For months, political pundits have predicted that there could be a “red wave” in the upcoming midterm elections. High inflation, high gasoline prices, and shaky consumer confidence played in the Republican Party’s favor, but the Democrats, led by President Joe Biden, had an especially good August. That in turn, has resulted in some now forecasting more of a “red ripple” than a wave, and some GOP leaders have even suggested the Democrats could retain control of the Senate.
Current polls show now voters leaning towards the Democrats, but social media could tell another story, where many users are still maintaining that there will be a red wave. At the same time, as many users on the social platforms – perhaps even more – have suggested for months that a blue wave is actually coming.
How can both be right?

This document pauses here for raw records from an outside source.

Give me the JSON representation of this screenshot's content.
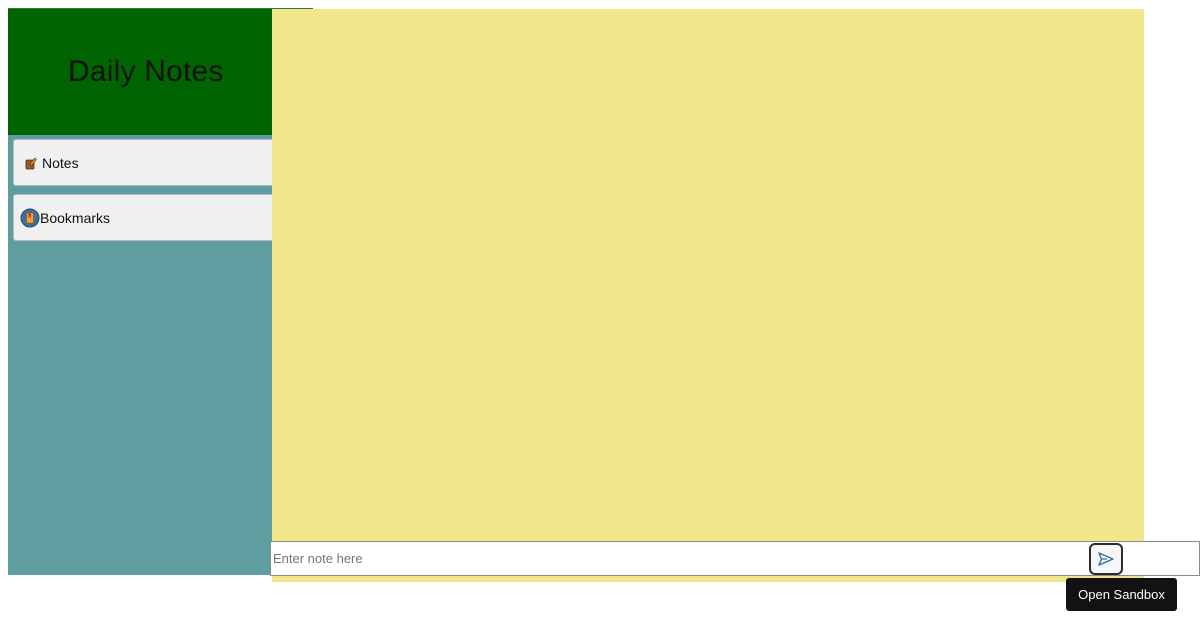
{
  "app": {
    "title": "Daily Notes"
  },
  "sidebar": {
    "items": [
      {
        "label": "Notes",
        "icon": "pencil-note-icon"
      },
      {
        "label": "Bookmarks",
        "icon": "bookmark-icon"
      }
    ]
  },
  "composer": {
    "placeholder": "Enter note here",
    "value": "",
    "send_icon": "send-icon"
  },
  "tooltip": {
    "label": "Open Sandbox"
  },
  "colors": {
    "sidebar_bg": "#5f9ea0",
    "header_bg": "#006400",
    "main_bg": "#f0e68c",
    "nav_item_bg": "#f0f0f0",
    "tooltip_bg": "#121212"
  }
}
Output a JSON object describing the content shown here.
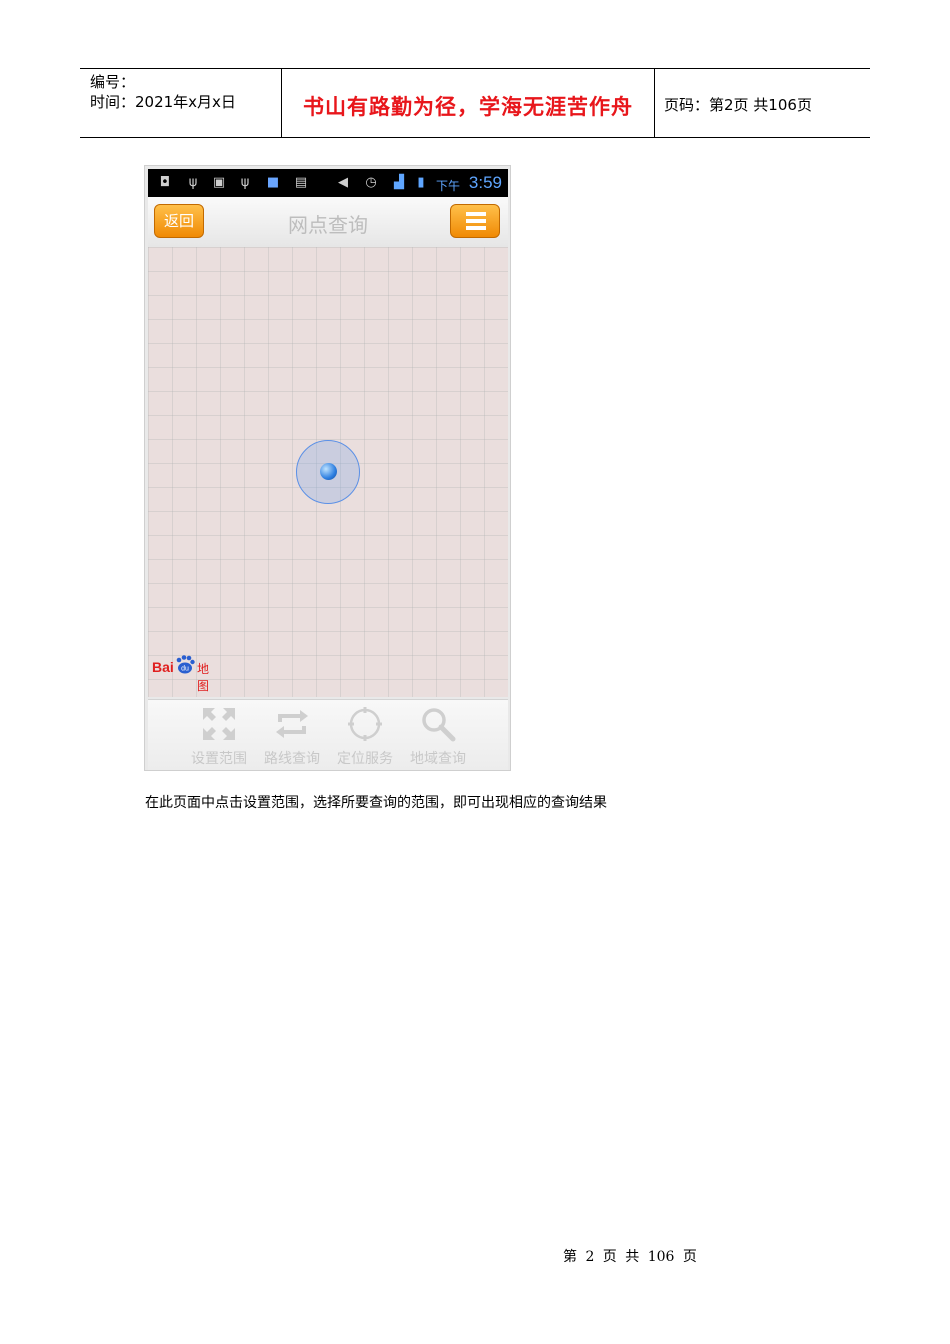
{
  "header": {
    "number_label": "编号：",
    "time_label": "时间：2021年x月x日",
    "motto": "书山有路勤为径，学海无涯苦作舟",
    "page_info": "页码：第2页 共106页"
  },
  "phone": {
    "status_bar": {
      "period": "下午",
      "time": "3:59"
    },
    "title_bar": {
      "back_label": "返回",
      "title": "网点查询",
      "menu_icon": "list-menu-icon"
    },
    "map": {
      "logo_text": "Bai",
      "logo_suffix": "地图",
      "location_icon": "current-location-icon"
    },
    "toolbar": {
      "items": [
        {
          "label": "设置范围",
          "icon": "expand-range-icon"
        },
        {
          "label": "路线查询",
          "icon": "route-icon"
        },
        {
          "label": "定位服务",
          "icon": "locate-icon"
        },
        {
          "label": "地域查询",
          "icon": "search-icon"
        }
      ]
    },
    "colors": {
      "accent": "#f59a16",
      "map_background": "#eadedd",
      "time_color": "#5fa6ff"
    }
  },
  "caption": "在此页面中点击设置范围，选择所要查询的范围，即可出现相应的查询结果",
  "footer": "第 2 页 共 106 页"
}
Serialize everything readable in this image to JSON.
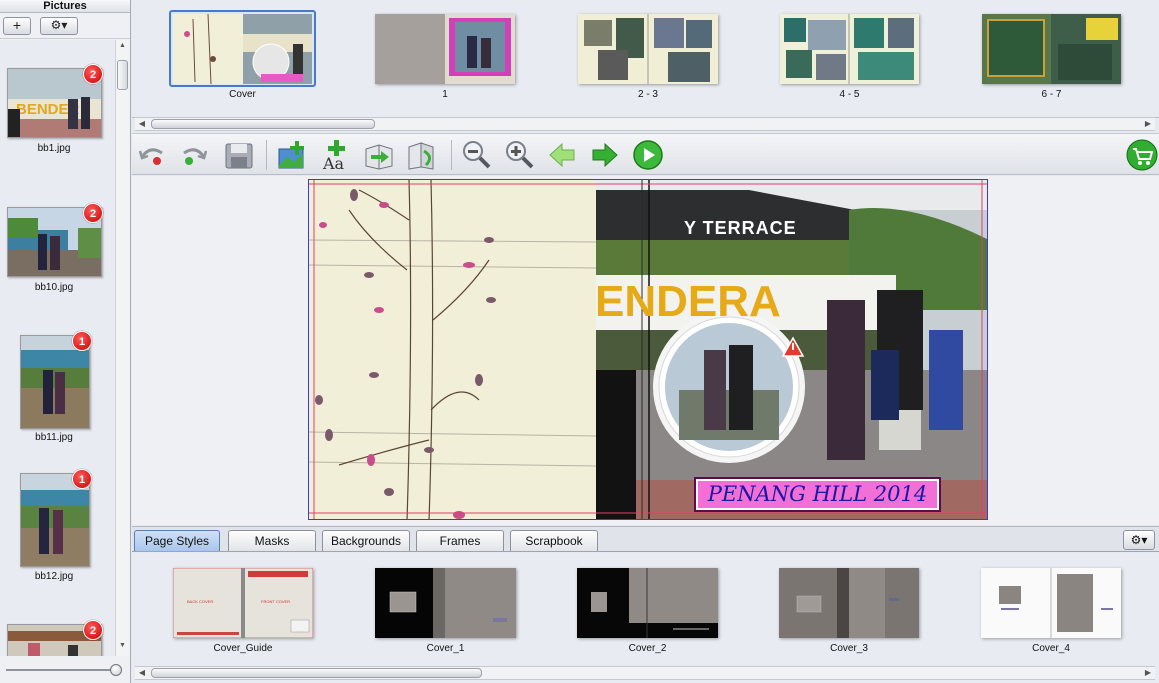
{
  "left_panel": {
    "title": "Pictures",
    "add_label": "+",
    "gear_label": "⚙▾",
    "pictures": [
      {
        "name": "bb1.jpg",
        "count": "2"
      },
      {
        "name": "bb10.jpg",
        "count": "2"
      },
      {
        "name": "bb11.jpg",
        "count": "1"
      },
      {
        "name": "bb12.jpg",
        "count": "1"
      },
      {
        "name": "",
        "count": "2"
      }
    ]
  },
  "pages": [
    {
      "label": "Cover"
    },
    {
      "label": "1"
    },
    {
      "label": "2 - 3"
    },
    {
      "label": "4 - 5"
    },
    {
      "label": "6 - 7"
    }
  ],
  "toolbar": {
    "undo": "undo-icon",
    "redo": "redo-icon",
    "save": "save-icon",
    "add_picture": "add-picture-icon",
    "add_text": "add-text-icon",
    "insert_page": "insert-page-icon",
    "move_page": "move-page-icon",
    "zoom_out": "zoom-out-icon",
    "zoom_in": "zoom-in-icon",
    "prev": "arrow-left-icon",
    "next": "arrow-right-icon",
    "play": "play-icon",
    "cart": "cart-icon"
  },
  "canvas": {
    "sign_lines": [
      "Y TERRACE",
      "ENDERA"
    ],
    "caption": "PENANG HILL 2014"
  },
  "tabs": [
    "Page Styles",
    "Masks",
    "Backgrounds",
    "Frames",
    "Scrapbook"
  ],
  "tabs_gear": "⚙▾",
  "styles": [
    {
      "label": "Cover_Guide",
      "inner_left": "BACK COVER",
      "inner_right": "FRONT COVER"
    },
    {
      "label": "Cover_1"
    },
    {
      "label": "Cover_2"
    },
    {
      "label": "Cover_3"
    },
    {
      "label": "Cover_4"
    }
  ],
  "colors": {
    "badge": "#d40000",
    "selection": "#4a79c6",
    "caption_bg": "#f26fd6",
    "caption_text": "#1a1aa0",
    "go_green": "#2fa82f"
  }
}
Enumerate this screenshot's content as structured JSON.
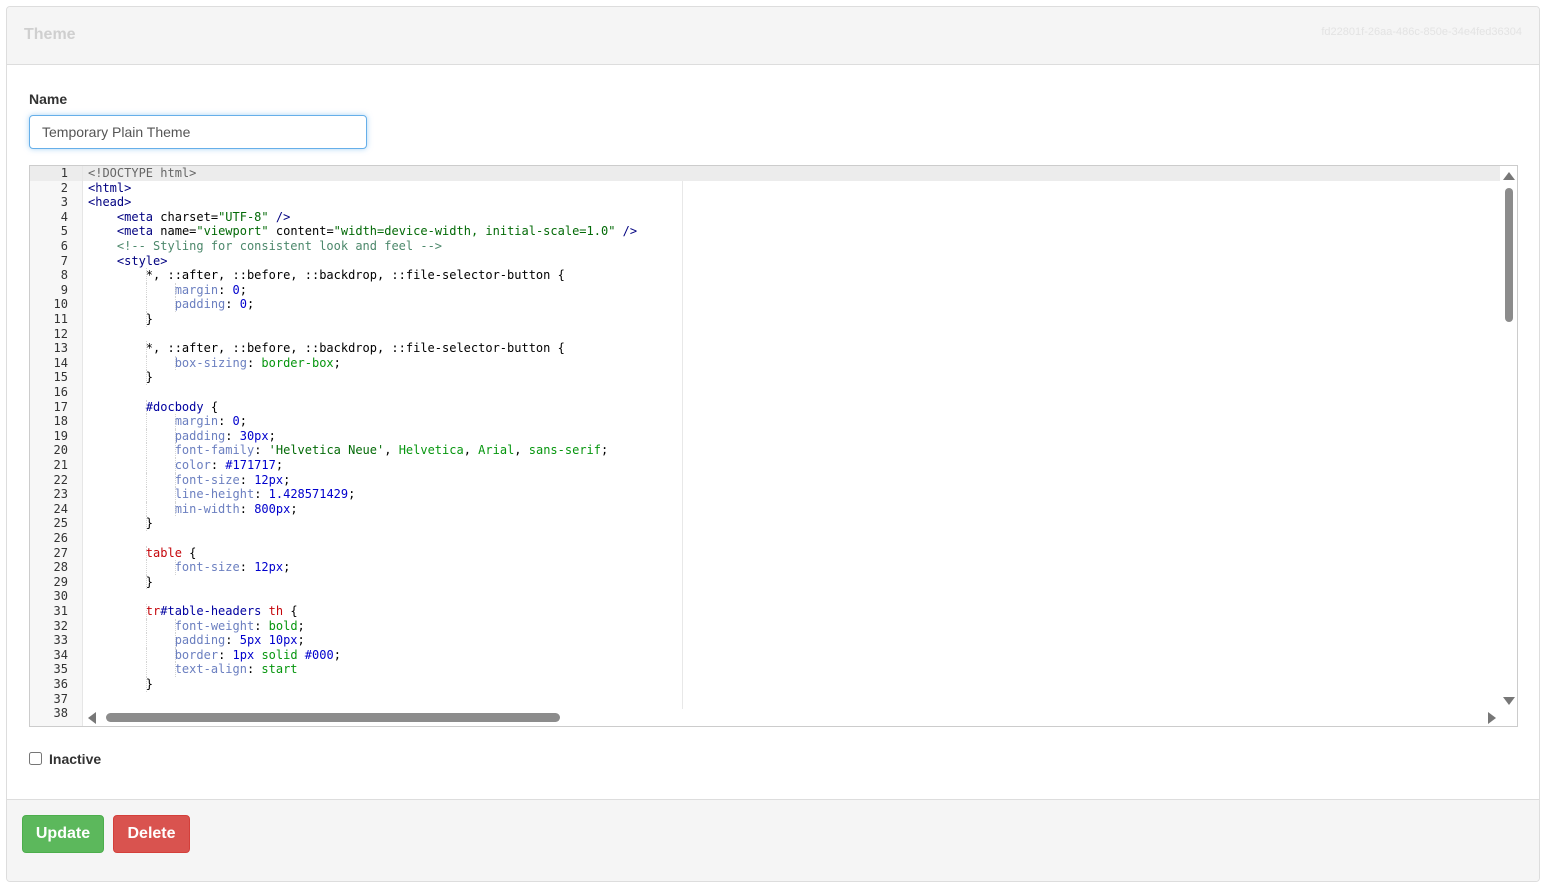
{
  "header": {
    "title": "Theme",
    "record_id": "fd22801f-26aa-486c-850e-34e4fed36304"
  },
  "form": {
    "name_label": "Name",
    "name_value": "Temporary Plain Theme",
    "inactive_label": "Inactive",
    "inactive_checked": false
  },
  "editor": {
    "first_line": 1,
    "active_line": 1,
    "scroll": {
      "vertical_position": 0.0,
      "horizontal_position": 0.0
    },
    "lines": [
      [
        [
          "t-doctype",
          "<!DOCTYPE html>"
        ]
      ],
      [
        [
          "t-tag",
          "<html>"
        ]
      ],
      [
        [
          "t-tag",
          "<head>"
        ]
      ],
      [
        [
          "",
          "    "
        ],
        [
          "t-tag",
          "<meta "
        ],
        [
          "t-attr",
          "charset="
        ],
        [
          "t-str",
          "\"UTF-8\""
        ],
        [
          "t-tag",
          " />"
        ]
      ],
      [
        [
          "",
          "    "
        ],
        [
          "t-tag",
          "<meta "
        ],
        [
          "t-attr",
          "name="
        ],
        [
          "t-str",
          "\"viewport\""
        ],
        [
          "t-attr",
          " content="
        ],
        [
          "t-str",
          "\"width=device-width, initial-scale=1.0\""
        ],
        [
          "t-tag",
          " />"
        ]
      ],
      [
        [
          "",
          "    "
        ],
        [
          "t-comment",
          "<!-- Styling for consistent look and feel -->"
        ]
      ],
      [
        [
          "",
          "    "
        ],
        [
          "t-tag",
          "<style>"
        ]
      ],
      [
        [
          "",
          "        "
        ],
        [
          "t-attr",
          "*, ::after, ::before, ::backdrop, ::file-selector-button {"
        ]
      ],
      [
        [
          "",
          "            "
        ],
        [
          "t-prop",
          "margin"
        ],
        [
          "t-attr",
          ": "
        ],
        [
          "t-num",
          "0"
        ],
        [
          "t-attr",
          ";"
        ]
      ],
      [
        [
          "",
          "            "
        ],
        [
          "t-prop",
          "padding"
        ],
        [
          "t-attr",
          ": "
        ],
        [
          "t-num",
          "0"
        ],
        [
          "t-attr",
          ";"
        ]
      ],
      [
        [
          "",
          "        "
        ],
        [
          "t-attr",
          "}"
        ]
      ],
      [
        [
          "",
          ""
        ]
      ],
      [
        [
          "",
          "        "
        ],
        [
          "t-attr",
          "*, ::after, ::before, ::backdrop, ::file-selector-button {"
        ]
      ],
      [
        [
          "",
          "            "
        ],
        [
          "t-prop",
          "box-sizing"
        ],
        [
          "t-attr",
          ": "
        ],
        [
          "t-val",
          "border-box"
        ],
        [
          "t-attr",
          ";"
        ]
      ],
      [
        [
          "",
          "        "
        ],
        [
          "t-attr",
          "}"
        ]
      ],
      [
        [
          "",
          ""
        ]
      ],
      [
        [
          "",
          "        "
        ],
        [
          "t-sel",
          "#docbody"
        ],
        [
          "t-attr",
          " {"
        ]
      ],
      [
        [
          "",
          "            "
        ],
        [
          "t-prop",
          "margin"
        ],
        [
          "t-attr",
          ": "
        ],
        [
          "t-num",
          "0"
        ],
        [
          "t-attr",
          ";"
        ]
      ],
      [
        [
          "",
          "            "
        ],
        [
          "t-prop",
          "padding"
        ],
        [
          "t-attr",
          ": "
        ],
        [
          "t-num",
          "30px"
        ],
        [
          "t-attr",
          ";"
        ]
      ],
      [
        [
          "",
          "            "
        ],
        [
          "t-prop",
          "font-family"
        ],
        [
          "t-attr",
          ": "
        ],
        [
          "t-str",
          "'Helvetica Neue'"
        ],
        [
          "t-attr",
          ", "
        ],
        [
          "t-val",
          "Helvetica"
        ],
        [
          "t-attr",
          ", "
        ],
        [
          "t-val",
          "Arial"
        ],
        [
          "t-attr",
          ", "
        ],
        [
          "t-val",
          "sans-serif"
        ],
        [
          "t-attr",
          ";"
        ]
      ],
      [
        [
          "",
          "            "
        ],
        [
          "t-prop",
          "color"
        ],
        [
          "t-attr",
          ": "
        ],
        [
          "t-num",
          "#171717"
        ],
        [
          "t-attr",
          ";"
        ]
      ],
      [
        [
          "",
          "            "
        ],
        [
          "t-prop",
          "font-size"
        ],
        [
          "t-attr",
          ": "
        ],
        [
          "t-num",
          "12px"
        ],
        [
          "t-attr",
          ";"
        ]
      ],
      [
        [
          "",
          "            "
        ],
        [
          "t-prop",
          "line-height"
        ],
        [
          "t-attr",
          ": "
        ],
        [
          "t-num",
          "1.428571429"
        ],
        [
          "t-attr",
          ";"
        ]
      ],
      [
        [
          "",
          "            "
        ],
        [
          "t-prop",
          "min-width"
        ],
        [
          "t-attr",
          ": "
        ],
        [
          "t-num",
          "800px"
        ],
        [
          "t-attr",
          ";"
        ]
      ],
      [
        [
          "",
          "        "
        ],
        [
          "t-attr",
          "}"
        ]
      ],
      [
        [
          "",
          ""
        ]
      ],
      [
        [
          "",
          "        "
        ],
        [
          "t-kw",
          "table"
        ],
        [
          "t-attr",
          " {"
        ]
      ],
      [
        [
          "",
          "            "
        ],
        [
          "t-prop",
          "font-size"
        ],
        [
          "t-attr",
          ": "
        ],
        [
          "t-num",
          "12px"
        ],
        [
          "t-attr",
          ";"
        ]
      ],
      [
        [
          "",
          "        "
        ],
        [
          "t-attr",
          "}"
        ]
      ],
      [
        [
          "",
          ""
        ]
      ],
      [
        [
          "",
          "        "
        ],
        [
          "t-kw",
          "tr"
        ],
        [
          "t-sel",
          "#table-headers"
        ],
        [
          "t-attr",
          " "
        ],
        [
          "t-kw",
          "th"
        ],
        [
          "t-attr",
          " {"
        ]
      ],
      [
        [
          "",
          "            "
        ],
        [
          "t-prop",
          "font-weight"
        ],
        [
          "t-attr",
          ": "
        ],
        [
          "t-val",
          "bold"
        ],
        [
          "t-attr",
          ";"
        ]
      ],
      [
        [
          "",
          "            "
        ],
        [
          "t-prop",
          "padding"
        ],
        [
          "t-attr",
          ": "
        ],
        [
          "t-num",
          "5px 10px"
        ],
        [
          "t-attr",
          ";"
        ]
      ],
      [
        [
          "",
          "            "
        ],
        [
          "t-prop",
          "border"
        ],
        [
          "t-attr",
          ": "
        ],
        [
          "t-num",
          "1px"
        ],
        [
          "t-attr",
          " "
        ],
        [
          "t-val",
          "solid"
        ],
        [
          "t-attr",
          " "
        ],
        [
          "t-num",
          "#000"
        ],
        [
          "t-attr",
          ";"
        ]
      ],
      [
        [
          "",
          "            "
        ],
        [
          "t-prop",
          "text-align"
        ],
        [
          "t-attr",
          ": "
        ],
        [
          "t-val",
          "start"
        ]
      ],
      [
        [
          "",
          "        "
        ],
        [
          "t-attr",
          "}"
        ]
      ],
      [
        [
          "",
          ""
        ]
      ],
      [
        [
          "",
          ""
        ]
      ]
    ]
  },
  "actions": {
    "update_label": "Update",
    "delete_label": "Delete"
  },
  "colors": {
    "update": "#5cb85c",
    "delete": "#d9534f",
    "focus_border": "#66afe9"
  }
}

During recent election cycles, social media has become another gauge that can help predict who will be cheering and who might be jeering on election night. But it largely depends on who you listen to, as both sides are especially amped up. This can result in a misreading of the proverbial tea leaves.
In other words, social media remains especially biased – but not necessarily to one side.
“In his book Ten Reasons for Deleting Your Social Media Account Right Now, author Jaron Lanier discounts arguments about social media being biased to the left or right. Instead, the correct directional bias description seems to be down, as in that’s where we’re all being dragged,” warned Craig Barkacs, professor of business law and ethics in the Master’s in Executive Leadership and MBA Programs at the Knauss School of Business at the University of San Diego.
“Social media thrives on clicks, which means in the political realm it has little or no interest in accuracy or objectivity,” Barkacs explained. “Bias and conflict attract attention and it’s that attention that brings in revenue. So it follows that there’s nothing like an intense red-versus-blue-equals-green contest during the political season to whip people into a frenzy and drive up the dollars.”
In fact, social media platforms often organize our content feeds based on what it thinks users want to see.
“If we have told the platform—directly or indirectly—that we are progressive or conservative, Democrats or Republicans, then social media platforms will show us content that leans in our political direction,” said Julianna Kirschner, Ph.D, lecturer for the Master of Communication Management program at the University of Southern California.
That has created echo chambers that only reinforce what one already thinks or what the platforms assume the users are thinking. Often, any biases can seem magnified, meaning that it is easy to overestimate one’s own beliefs as more representative of the larger population than they actually are.
“Social media is inherently biased in its current form because the proprietary nature of their algorithms organize the content we see to reinforce our biases,” explained Kirschner. “If enough time is spent in these virtual spaces, voters and some public figures may think there will be a blue wave or a red wave during this year’s midterms, simply because what they are seeing on social media platforms reinforce these beliefs.”
Platforms of Discourse Not Discussion
Social media has become a platform for discourse, not discussion – but it is also an echo chamber where like-minded individuals share their opinions. Thus it is easy to see how both sides can make bold predictions about the upcoming election. It would be unwise to predict an outcome based on those heated discussions.
Even those who take the time to do more than just tear down the other side, often fail to truly make a good argument, but should we really shouldn’t expect more?
“The writers/posters are mainly amateurs that have never uttered a journalistic creed of impartiality. Almost the whole of social media is an op-ed page; only the writers are more vitriolic and the language duller,” said James Bailey, professor of leadership at the George Washington University School of Business. “Using Social Media as a temperature gauge is making a grave mistake for several reasons.”
What is often said on social media isn’t vetted, so its veracity is in serious question, noted Bailey, who added, “It does not represent the population as a whole. Rather, it is written by those who have the time and inclination. If you reach into an urn with 19 red balls and one blue ball, chances are you’ll draw a red ball. Anyone—from politicians to businesspeople—that bases decisions of consequence on social media is playing with fire. A fire that is more than likely here today and gone tomorrow.”